Your objective: Go through the entries one line at a time, and gather every line that has the word "Elemente".

** Records for processing follows **

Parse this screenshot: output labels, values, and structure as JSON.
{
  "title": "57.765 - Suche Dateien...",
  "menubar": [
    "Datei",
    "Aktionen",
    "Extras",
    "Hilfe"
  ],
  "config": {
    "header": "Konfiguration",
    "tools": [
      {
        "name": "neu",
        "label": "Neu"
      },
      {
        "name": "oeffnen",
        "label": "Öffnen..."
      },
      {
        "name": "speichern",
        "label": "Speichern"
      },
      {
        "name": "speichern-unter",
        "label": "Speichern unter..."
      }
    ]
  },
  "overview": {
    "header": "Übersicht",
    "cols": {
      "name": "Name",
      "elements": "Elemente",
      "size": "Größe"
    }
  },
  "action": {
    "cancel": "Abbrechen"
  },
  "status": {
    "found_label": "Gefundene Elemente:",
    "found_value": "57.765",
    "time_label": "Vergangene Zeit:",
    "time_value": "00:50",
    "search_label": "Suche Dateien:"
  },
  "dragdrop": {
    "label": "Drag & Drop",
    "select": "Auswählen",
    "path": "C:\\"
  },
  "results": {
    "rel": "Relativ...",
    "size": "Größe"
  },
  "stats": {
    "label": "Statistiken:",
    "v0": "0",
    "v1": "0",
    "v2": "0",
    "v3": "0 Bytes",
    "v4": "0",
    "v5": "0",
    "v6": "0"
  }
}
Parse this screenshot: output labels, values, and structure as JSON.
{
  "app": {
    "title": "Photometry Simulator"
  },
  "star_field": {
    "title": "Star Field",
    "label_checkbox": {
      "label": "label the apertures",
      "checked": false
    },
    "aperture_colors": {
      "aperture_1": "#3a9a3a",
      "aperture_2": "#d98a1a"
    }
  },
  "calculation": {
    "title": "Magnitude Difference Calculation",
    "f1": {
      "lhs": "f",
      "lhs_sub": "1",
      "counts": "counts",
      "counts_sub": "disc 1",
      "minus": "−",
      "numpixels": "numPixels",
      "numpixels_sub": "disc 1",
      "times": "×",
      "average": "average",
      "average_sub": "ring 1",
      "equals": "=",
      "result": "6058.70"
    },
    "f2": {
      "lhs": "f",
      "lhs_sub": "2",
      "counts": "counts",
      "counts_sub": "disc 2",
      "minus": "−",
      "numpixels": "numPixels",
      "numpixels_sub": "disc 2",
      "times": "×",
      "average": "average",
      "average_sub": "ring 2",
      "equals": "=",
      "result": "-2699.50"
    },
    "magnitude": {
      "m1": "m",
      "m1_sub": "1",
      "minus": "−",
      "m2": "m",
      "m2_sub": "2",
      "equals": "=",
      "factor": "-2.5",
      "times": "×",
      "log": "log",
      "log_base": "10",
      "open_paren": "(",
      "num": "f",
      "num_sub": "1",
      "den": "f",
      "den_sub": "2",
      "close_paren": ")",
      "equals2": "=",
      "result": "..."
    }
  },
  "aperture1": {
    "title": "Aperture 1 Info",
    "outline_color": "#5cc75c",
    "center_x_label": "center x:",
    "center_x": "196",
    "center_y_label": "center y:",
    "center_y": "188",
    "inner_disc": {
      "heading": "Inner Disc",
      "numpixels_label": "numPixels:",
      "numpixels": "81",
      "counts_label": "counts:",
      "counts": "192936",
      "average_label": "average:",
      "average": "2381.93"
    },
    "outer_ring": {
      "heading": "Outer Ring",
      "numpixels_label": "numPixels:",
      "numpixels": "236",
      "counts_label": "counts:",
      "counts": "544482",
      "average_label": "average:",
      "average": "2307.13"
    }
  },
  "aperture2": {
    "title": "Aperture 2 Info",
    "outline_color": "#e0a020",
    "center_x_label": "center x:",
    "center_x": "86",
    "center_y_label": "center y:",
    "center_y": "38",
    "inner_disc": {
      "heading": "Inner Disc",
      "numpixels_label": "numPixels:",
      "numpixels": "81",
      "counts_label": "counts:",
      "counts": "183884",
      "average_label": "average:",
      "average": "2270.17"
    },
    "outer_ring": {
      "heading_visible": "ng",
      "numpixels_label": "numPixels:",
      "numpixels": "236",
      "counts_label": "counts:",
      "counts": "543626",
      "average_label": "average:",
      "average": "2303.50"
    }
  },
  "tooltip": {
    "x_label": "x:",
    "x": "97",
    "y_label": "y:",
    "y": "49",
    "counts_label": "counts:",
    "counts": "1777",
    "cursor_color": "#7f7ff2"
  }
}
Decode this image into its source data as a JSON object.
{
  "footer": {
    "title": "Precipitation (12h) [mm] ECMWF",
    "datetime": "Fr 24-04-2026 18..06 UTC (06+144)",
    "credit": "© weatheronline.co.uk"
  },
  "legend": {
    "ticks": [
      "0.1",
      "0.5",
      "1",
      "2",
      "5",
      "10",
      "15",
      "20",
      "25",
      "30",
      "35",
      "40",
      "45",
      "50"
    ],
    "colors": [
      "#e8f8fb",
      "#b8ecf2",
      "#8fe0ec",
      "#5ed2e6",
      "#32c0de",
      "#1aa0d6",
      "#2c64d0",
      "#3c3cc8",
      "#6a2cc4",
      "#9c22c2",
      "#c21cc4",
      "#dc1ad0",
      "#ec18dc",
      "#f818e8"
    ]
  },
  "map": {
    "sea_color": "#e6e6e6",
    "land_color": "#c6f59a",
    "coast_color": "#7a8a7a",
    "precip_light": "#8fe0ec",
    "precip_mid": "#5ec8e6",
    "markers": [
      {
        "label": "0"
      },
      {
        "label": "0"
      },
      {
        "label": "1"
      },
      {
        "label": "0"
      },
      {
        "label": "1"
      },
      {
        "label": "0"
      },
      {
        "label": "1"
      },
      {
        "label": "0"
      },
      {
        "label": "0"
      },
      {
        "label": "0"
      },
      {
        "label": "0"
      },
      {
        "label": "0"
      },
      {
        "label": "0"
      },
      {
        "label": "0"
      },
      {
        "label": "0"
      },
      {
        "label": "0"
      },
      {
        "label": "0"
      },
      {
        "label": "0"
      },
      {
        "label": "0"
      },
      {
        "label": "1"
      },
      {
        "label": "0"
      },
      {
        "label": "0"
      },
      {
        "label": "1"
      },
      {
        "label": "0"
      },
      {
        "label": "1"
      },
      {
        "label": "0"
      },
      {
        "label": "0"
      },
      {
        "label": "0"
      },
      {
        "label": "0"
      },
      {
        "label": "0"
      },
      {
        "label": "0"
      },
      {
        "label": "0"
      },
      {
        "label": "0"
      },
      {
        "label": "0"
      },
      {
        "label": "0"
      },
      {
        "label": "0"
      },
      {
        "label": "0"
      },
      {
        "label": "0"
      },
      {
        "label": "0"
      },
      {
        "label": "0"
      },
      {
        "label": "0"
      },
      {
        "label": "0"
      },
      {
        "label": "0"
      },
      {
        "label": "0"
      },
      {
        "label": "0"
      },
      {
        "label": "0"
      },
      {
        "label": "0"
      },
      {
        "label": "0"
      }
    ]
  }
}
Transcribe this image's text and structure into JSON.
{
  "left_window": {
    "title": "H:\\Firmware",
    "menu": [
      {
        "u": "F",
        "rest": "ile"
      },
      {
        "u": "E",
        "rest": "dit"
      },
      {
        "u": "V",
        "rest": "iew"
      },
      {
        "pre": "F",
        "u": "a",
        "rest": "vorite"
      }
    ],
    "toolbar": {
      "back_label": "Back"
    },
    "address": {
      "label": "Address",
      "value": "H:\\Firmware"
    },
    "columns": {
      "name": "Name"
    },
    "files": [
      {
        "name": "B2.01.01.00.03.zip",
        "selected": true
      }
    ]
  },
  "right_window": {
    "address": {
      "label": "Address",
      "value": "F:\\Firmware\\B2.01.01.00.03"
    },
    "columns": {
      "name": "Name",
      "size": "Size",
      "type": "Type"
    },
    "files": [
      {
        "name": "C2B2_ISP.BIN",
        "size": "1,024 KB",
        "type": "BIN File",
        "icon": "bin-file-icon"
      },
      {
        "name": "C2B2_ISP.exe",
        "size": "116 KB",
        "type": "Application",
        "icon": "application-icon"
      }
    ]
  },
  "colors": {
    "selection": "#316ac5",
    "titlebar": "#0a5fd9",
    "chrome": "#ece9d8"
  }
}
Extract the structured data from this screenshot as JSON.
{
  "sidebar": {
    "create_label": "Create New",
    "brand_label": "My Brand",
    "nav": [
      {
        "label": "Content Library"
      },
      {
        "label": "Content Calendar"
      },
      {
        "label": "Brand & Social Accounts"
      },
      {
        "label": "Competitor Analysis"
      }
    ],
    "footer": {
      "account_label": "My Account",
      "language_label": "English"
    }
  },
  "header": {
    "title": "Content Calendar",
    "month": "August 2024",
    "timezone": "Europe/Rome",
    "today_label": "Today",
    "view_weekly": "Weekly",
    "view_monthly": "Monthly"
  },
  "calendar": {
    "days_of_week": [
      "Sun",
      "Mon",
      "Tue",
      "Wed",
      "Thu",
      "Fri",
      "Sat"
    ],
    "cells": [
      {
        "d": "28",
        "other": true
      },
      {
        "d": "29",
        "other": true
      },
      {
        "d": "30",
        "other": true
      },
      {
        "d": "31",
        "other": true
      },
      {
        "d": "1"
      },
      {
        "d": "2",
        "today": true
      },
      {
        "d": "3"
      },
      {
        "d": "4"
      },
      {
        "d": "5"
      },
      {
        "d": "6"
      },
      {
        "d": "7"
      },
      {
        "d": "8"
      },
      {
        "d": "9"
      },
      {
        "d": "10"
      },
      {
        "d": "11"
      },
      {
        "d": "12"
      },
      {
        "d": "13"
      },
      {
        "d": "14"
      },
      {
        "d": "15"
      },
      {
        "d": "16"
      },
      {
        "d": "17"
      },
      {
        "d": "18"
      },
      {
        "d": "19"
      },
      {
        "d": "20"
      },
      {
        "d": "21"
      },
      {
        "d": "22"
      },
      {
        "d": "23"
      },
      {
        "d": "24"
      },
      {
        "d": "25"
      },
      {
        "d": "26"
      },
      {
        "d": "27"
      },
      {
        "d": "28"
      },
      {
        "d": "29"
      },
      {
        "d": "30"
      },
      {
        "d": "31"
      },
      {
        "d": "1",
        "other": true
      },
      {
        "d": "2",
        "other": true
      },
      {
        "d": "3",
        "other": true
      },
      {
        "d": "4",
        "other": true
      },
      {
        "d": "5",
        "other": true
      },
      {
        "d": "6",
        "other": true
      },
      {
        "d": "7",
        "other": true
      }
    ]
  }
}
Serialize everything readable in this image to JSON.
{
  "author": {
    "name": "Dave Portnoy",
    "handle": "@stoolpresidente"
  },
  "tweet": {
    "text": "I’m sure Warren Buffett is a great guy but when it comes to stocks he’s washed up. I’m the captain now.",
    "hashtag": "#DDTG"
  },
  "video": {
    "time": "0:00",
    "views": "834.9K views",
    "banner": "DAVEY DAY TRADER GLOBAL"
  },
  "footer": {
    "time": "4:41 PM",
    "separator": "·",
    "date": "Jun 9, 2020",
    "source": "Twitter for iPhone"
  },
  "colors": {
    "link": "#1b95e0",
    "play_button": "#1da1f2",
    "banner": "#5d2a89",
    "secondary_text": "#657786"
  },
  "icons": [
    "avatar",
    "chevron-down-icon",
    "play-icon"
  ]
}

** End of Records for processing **

Reply:
      "elements": "Elemente",
    "found_label": "Gefundene Elemente:",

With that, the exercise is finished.